Family of Christina Barchetti call for law change on baby deaths
The family of a mother-to-be who died with her unborn daughter in a road crash are calling for a change in the law to recognise stillborn baby deaths.
Calvin Craig Connah, 22, of Leeswood, Flintshire, was jailed for five years on Thursday for causing the death of hospital worker Christina Barchetti.
Her family and partner want him charged for the death of her unborn baby Bella - but the law does not allow it.
They say they will fight for a change in legislation.
Connah denied causing death by dangerous driving in October 2012, but was convicted following a trial in December.
The court heard he was driving his father's BMW and overtook another car at the end of a 70mph (112km) dual carriageway.
But he braked hard as the road became a single carriageway and entered bends through a wood.
End Quote Graham Clarke Ms Barchetti's partner
He was not charged with the death of Baby Bella... she did not have a chance to take one breath in the outside world”
He lost control of the car which crashed virtually head on into a Ford Ka being driven by Miss Barchetti, 35, from Wrexham.
She died at Wrexham Maelor Hospital where she worked, and her baby daughter Bella was stillborn during an emergency Caesarean operation.
Judge Philip Hughes said there were a number of aggravating features in the case, including excessive speed and aggressive and intimidating driving.
He added he had taken into account that two lives were lost when sentencing Connah.
But Miss Barchetti's partner Graham Clarke said the family felt baby Bella's death did not appear to count in the eyes of the law.
"We are working with our local MP to get the law changed over stillborn deaths," he said.Lost control
"This person was only charged with one death, that of Christina.
"He was not charged with the death of baby Bella even though she was born by Caesarean section and we held her in our arms.
"She did not have a chance to take one breath in the outside world."
He said they would take their fight to the House of Commons.
Connah claimed he had driven no faster than 60mph (96km) on the dual carriageway and said he lost control on the bend at 50mph because of weather conditions.
But witnesses told how he sped along the dual carriageway at an excessive speed.

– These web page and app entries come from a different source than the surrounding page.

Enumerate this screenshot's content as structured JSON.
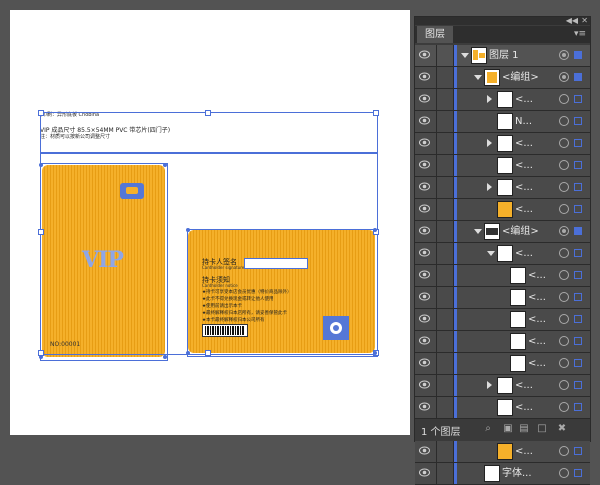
{
  "artboard": {
    "header_line1": "[印刷：异形底板 Chobina",
    "header_line2": "VIP 成品尺寸 85.5×54MM PVC 带芯片(四门子)",
    "header_line3": "注：材质可以按新公司调整尺寸"
  },
  "front_card": {
    "vip_text": "VIP",
    "number": "NO:00001"
  },
  "back_card": {
    "holder_label": "持卡人签名",
    "holder_sub": "Cardholder signature",
    "notice_title": "持卡须知",
    "notice_sub": "Cardholder notice",
    "rules": [
      "★持卡可享受本店会员优惠（特价商品除外）",
      "★此卡不得兑换现金或转让他人使用",
      "★使用前请出示本卡",
      "★最终解释权归本店所有，请妥善保管此卡",
      "★本卡最终解释权归本公司所有"
    ]
  },
  "panel": {
    "tab_label": "图层",
    "menu_icon": "panel-menu-icon",
    "layer_count": "1 个图层",
    "layers": [
      {
        "label": "图层 1",
        "indent": 0,
        "expand": "down",
        "thumb": "layer"
      },
      {
        "label": "<编组>",
        "indent": 1,
        "expand": "down",
        "thumb": "card-orange"
      },
      {
        "label": "<...",
        "indent": 2,
        "expand": "right",
        "thumb": "white"
      },
      {
        "label": "N...",
        "indent": 2,
        "expand": "",
        "thumb": "white"
      },
      {
        "label": "<...",
        "indent": 2,
        "expand": "right",
        "thumb": "white"
      },
      {
        "label": "<...",
        "indent": 2,
        "expand": "",
        "thumb": "white"
      },
      {
        "label": "<...",
        "indent": 2,
        "expand": "right",
        "thumb": "white"
      },
      {
        "label": "<...",
        "indent": 2,
        "expand": "",
        "thumb": "orange"
      },
      {
        "label": "<编组>",
        "indent": 1,
        "expand": "down",
        "thumb": "card-dark"
      },
      {
        "label": "<...",
        "indent": 2,
        "expand": "down",
        "thumb": "white"
      },
      {
        "label": "<...",
        "indent": 3,
        "expand": "",
        "thumb": "white"
      },
      {
        "label": "<...",
        "indent": 3,
        "expand": "",
        "thumb": "white"
      },
      {
        "label": "<...",
        "indent": 3,
        "expand": "",
        "thumb": "white"
      },
      {
        "label": "<...",
        "indent": 3,
        "expand": "",
        "thumb": "white"
      },
      {
        "label": "<...",
        "indent": 3,
        "expand": "",
        "thumb": "white"
      },
      {
        "label": "<...",
        "indent": 2,
        "expand": "right",
        "thumb": "white"
      },
      {
        "label": "<...",
        "indent": 2,
        "expand": "",
        "thumb": "white"
      },
      {
        "label": "<...",
        "indent": 2,
        "expand": "",
        "thumb": "white"
      },
      {
        "label": "<...",
        "indent": 2,
        "expand": "",
        "thumb": "orange"
      },
      {
        "label": "字体...",
        "indent": 1,
        "expand": "",
        "thumb": "white"
      }
    ]
  },
  "colors": {
    "card_orange": "#f5b02a",
    "accent_blue": "#4b6fd8",
    "panel_bg": "#3c3c3c"
  }
}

An accident investigator estimated that he must have been travelling at about 85mph before the crash.